• [Task directions]
What is needed is an exact retyping of each entry, pictures excluded.

[Start of Attachment]

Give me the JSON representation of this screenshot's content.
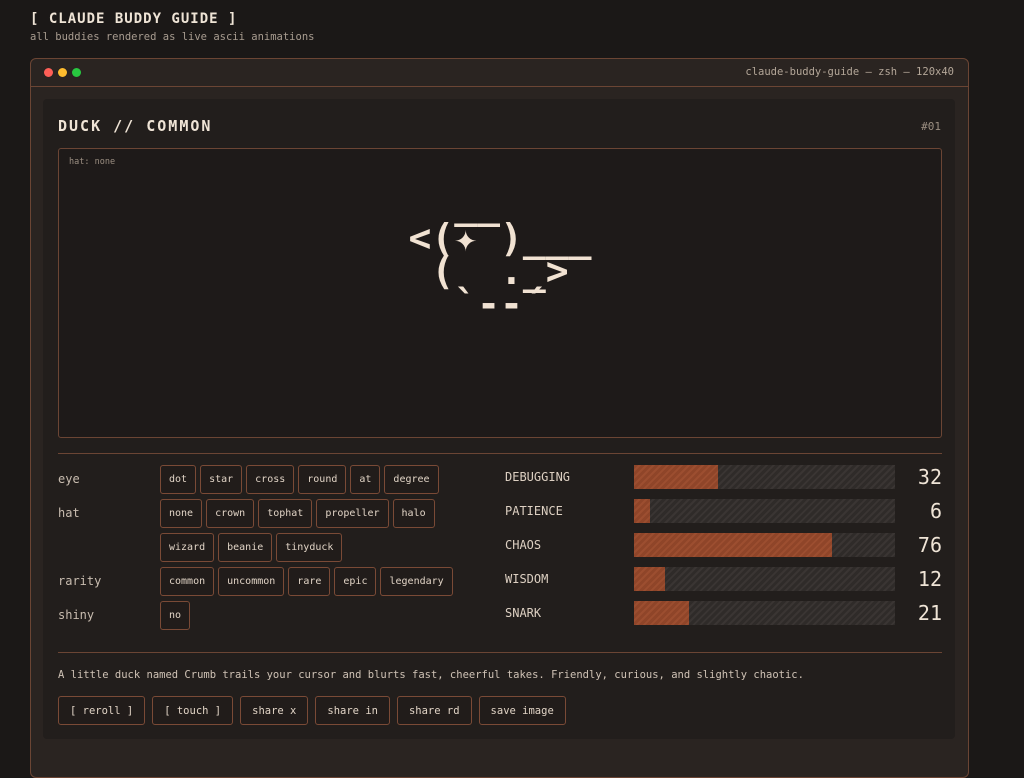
{
  "header": {
    "title": "[ CLAUDE BUDDY GUIDE ]",
    "subtitle": "all buddies rendered as live ascii animations"
  },
  "window": {
    "title": "claude-buddy-guide — zsh — 120x40"
  },
  "buddy": {
    "name": "DUCK // COMMON",
    "number": "#01",
    "hat_label": "hat: none",
    "ascii": "  __\n<(✦ )___\n (  ._>\n  `--´"
  },
  "options": [
    {
      "label": "eye",
      "chips": [
        "dot",
        "star",
        "cross",
        "round",
        "at",
        "degree"
      ]
    },
    {
      "label": "hat",
      "chips": [
        "none",
        "crown",
        "tophat",
        "propeller",
        "halo",
        "wizard",
        "beanie",
        "tinyduck"
      ]
    },
    {
      "label": "rarity",
      "chips": [
        "common",
        "uncommon",
        "rare",
        "epic",
        "legendary"
      ]
    },
    {
      "label": "shiny",
      "chips": [
        "no"
      ]
    }
  ],
  "stats": [
    {
      "label": "DEBUGGING",
      "value": 32
    },
    {
      "label": "PATIENCE",
      "value": 6
    },
    {
      "label": "CHAOS",
      "value": 76
    },
    {
      "label": "WISDOM",
      "value": 12
    },
    {
      "label": "SNARK",
      "value": 21
    }
  ],
  "description": "A little duck named Crumb trails your cursor and blurts fast, cheerful takes. Friendly, curious, and slightly chaotic.",
  "buttons": [
    "[ reroll ]",
    "[ touch ]",
    "share x",
    "share in",
    "share rd",
    "save image"
  ]
}
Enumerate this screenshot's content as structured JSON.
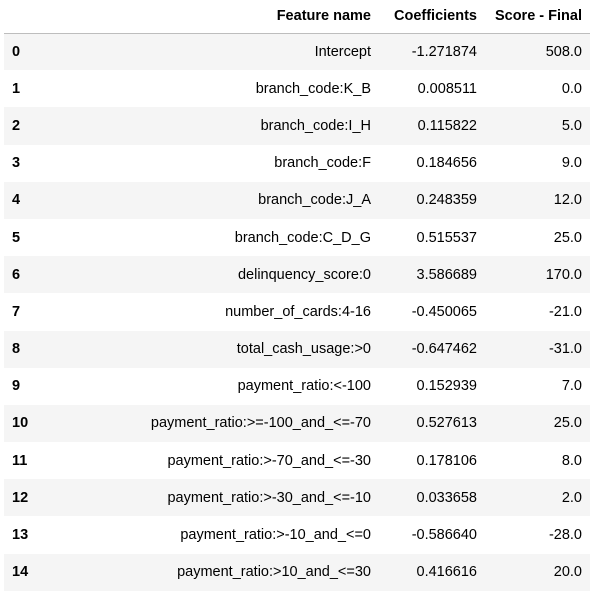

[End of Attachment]

• [Written reply]
Give me the JSON representation of this screenshot's content.
{
  "header": {
    "title": "[ CLAUDE BUDDY GUIDE ]",
    "subtitle": "all buddies rendered as live ascii animations"
  },
  "window": {
    "title": "claude-buddy-guide — zsh — 120x40"
  },
  "buddy": {
    "name": "DUCK // COMMON",
    "number": "#01",
    "hat_label": "hat: none",
    "ascii": "  __\n<(✦ )___\n (  ._>\n  `--´"
  },
  "options": [
    {
      "label": "eye",
      "chips": [
        "dot",
        "star",
        "cross",
        "round",
        "at",
        "degree"
      ]
    },
    {
      "label": "hat",
      "chips": [
        "none",
        "crown",
        "tophat",
        "propeller",
        "halo",
        "wizard",
        "beanie",
        "tinyduck"
      ]
    },
    {
      "label": "rarity",
      "chips": [
        "common",
        "uncommon",
        "rare",
        "epic",
        "legendary"
      ]
    },
    {
      "label": "shiny",
      "chips": [
        "no"
      ]
    }
  ],
  "stats": [
    {
      "label": "DEBUGGING",
      "value": 32
    },
    {
      "label": "PATIENCE",
      "value": 6
    },
    {
      "label": "CHAOS",
      "value": 76
    },
    {
      "label": "WISDOM",
      "value": 12
    },
    {
      "label": "SNARK",
      "value": 21
    }
  ],
  "description": "A little duck named Crumb trails your cursor and blurts fast, cheerful takes. Friendly, curious, and slightly chaotic.",
  "buttons": [
    "[ reroll ]",
    "[ touch ]",
    "share x",
    "share in",
    "share rd",
    "save image"
  ]
}
Enumerate this screenshot's content as structured JSON.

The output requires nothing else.